- _What to produce_
For each line below that contains the word "introuvable", make a copy.

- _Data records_

◇ ◇ ◇

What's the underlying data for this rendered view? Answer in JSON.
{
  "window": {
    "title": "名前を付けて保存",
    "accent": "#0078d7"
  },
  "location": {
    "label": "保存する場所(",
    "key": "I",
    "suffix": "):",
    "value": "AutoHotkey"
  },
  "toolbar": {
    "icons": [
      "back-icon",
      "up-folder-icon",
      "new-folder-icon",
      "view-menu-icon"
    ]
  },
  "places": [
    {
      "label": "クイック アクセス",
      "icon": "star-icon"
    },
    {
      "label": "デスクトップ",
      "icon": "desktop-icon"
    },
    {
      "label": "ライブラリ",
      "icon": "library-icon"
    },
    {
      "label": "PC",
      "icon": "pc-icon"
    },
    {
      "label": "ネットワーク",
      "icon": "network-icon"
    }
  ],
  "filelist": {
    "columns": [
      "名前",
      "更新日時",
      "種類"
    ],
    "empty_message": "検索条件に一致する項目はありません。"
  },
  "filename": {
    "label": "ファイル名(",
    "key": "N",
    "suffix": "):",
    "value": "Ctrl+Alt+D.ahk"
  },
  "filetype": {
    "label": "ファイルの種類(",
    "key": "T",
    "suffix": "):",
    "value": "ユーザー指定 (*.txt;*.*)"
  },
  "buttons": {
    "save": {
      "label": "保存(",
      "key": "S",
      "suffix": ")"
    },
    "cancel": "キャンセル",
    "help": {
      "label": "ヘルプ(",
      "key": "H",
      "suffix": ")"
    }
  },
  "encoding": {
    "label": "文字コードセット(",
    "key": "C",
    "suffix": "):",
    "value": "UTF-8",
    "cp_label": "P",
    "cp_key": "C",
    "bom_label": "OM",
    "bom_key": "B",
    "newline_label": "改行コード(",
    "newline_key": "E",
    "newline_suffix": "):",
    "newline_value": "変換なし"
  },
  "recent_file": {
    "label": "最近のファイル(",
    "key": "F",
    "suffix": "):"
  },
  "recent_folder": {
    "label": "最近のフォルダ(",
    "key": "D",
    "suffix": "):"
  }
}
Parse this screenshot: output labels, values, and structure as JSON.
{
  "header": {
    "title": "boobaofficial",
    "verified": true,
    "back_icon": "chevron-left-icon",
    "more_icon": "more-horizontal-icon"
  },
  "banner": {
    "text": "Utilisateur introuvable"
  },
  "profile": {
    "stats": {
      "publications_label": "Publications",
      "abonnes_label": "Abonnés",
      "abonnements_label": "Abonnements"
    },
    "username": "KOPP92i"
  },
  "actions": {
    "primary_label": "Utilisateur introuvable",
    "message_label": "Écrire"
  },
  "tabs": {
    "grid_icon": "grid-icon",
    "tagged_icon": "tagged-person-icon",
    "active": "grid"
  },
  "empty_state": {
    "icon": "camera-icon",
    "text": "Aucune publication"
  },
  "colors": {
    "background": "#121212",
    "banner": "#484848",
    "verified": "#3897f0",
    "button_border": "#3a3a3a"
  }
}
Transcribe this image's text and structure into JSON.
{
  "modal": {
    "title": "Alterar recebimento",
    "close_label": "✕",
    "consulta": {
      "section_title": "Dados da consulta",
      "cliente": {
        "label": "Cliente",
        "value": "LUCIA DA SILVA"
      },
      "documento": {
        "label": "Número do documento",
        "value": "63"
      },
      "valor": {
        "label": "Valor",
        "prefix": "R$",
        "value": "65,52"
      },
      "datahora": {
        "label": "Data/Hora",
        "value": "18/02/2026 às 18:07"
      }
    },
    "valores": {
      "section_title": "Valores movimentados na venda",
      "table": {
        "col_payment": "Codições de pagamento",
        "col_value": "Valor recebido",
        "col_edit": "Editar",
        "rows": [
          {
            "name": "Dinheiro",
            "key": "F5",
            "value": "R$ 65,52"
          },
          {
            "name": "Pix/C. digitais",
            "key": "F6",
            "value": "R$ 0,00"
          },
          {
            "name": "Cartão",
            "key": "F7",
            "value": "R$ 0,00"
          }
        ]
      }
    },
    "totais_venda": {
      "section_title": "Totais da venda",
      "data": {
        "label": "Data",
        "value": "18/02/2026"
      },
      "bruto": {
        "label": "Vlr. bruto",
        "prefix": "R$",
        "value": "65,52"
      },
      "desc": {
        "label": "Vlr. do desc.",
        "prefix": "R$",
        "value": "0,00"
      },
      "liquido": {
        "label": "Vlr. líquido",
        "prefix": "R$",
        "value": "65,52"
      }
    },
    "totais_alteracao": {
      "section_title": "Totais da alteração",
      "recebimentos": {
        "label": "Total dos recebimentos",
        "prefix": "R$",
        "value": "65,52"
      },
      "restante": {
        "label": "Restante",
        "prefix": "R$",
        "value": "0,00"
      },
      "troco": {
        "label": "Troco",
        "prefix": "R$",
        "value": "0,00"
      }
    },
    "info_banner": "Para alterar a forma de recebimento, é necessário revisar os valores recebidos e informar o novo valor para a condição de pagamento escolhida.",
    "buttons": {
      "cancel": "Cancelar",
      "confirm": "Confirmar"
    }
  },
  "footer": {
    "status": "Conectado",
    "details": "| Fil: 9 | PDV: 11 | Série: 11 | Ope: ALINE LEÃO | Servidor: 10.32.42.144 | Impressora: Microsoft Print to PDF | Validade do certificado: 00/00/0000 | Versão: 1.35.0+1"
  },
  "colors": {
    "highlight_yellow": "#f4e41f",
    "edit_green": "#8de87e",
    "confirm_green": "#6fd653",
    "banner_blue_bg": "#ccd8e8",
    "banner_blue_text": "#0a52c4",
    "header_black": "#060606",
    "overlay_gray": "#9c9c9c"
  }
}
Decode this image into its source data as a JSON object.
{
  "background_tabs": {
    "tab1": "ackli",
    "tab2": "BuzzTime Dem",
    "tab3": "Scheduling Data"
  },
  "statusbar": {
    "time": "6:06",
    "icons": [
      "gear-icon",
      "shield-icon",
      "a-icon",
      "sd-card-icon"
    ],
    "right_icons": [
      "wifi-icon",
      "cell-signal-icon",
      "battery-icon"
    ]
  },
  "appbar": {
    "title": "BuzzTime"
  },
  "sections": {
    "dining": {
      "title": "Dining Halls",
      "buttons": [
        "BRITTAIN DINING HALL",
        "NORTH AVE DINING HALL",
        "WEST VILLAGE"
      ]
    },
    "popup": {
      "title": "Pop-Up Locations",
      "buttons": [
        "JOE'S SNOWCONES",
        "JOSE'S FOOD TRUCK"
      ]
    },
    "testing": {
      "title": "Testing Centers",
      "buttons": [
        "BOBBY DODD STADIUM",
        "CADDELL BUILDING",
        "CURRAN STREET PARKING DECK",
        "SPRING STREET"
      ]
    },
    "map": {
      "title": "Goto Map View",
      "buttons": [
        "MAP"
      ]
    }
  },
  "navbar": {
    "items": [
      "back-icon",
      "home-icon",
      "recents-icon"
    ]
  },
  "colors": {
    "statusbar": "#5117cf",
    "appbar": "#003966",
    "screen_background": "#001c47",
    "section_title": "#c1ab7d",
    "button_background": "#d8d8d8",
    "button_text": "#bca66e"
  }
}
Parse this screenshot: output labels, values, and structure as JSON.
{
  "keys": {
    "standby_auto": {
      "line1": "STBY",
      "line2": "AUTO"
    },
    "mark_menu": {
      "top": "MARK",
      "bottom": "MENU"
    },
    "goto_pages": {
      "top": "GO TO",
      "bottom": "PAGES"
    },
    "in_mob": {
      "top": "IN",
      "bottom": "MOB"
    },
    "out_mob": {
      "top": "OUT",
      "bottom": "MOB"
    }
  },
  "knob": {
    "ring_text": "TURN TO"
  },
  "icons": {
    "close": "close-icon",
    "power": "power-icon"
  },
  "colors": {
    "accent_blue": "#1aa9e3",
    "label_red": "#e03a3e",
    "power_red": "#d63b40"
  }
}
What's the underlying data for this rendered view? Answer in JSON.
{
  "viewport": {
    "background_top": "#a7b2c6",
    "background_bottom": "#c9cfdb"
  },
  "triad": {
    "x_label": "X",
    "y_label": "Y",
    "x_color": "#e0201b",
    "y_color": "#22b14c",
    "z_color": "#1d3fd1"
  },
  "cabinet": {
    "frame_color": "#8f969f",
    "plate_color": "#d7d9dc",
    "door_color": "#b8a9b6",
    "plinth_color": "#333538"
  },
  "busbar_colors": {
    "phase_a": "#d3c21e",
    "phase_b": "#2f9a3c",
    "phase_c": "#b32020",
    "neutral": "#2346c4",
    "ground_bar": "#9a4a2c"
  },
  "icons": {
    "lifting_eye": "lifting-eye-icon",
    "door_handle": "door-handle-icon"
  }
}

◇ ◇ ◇

- _Reply to the exercise_
    "text": "Utilisateur introuvable"
    "primary_label": "Utilisateur introuvable",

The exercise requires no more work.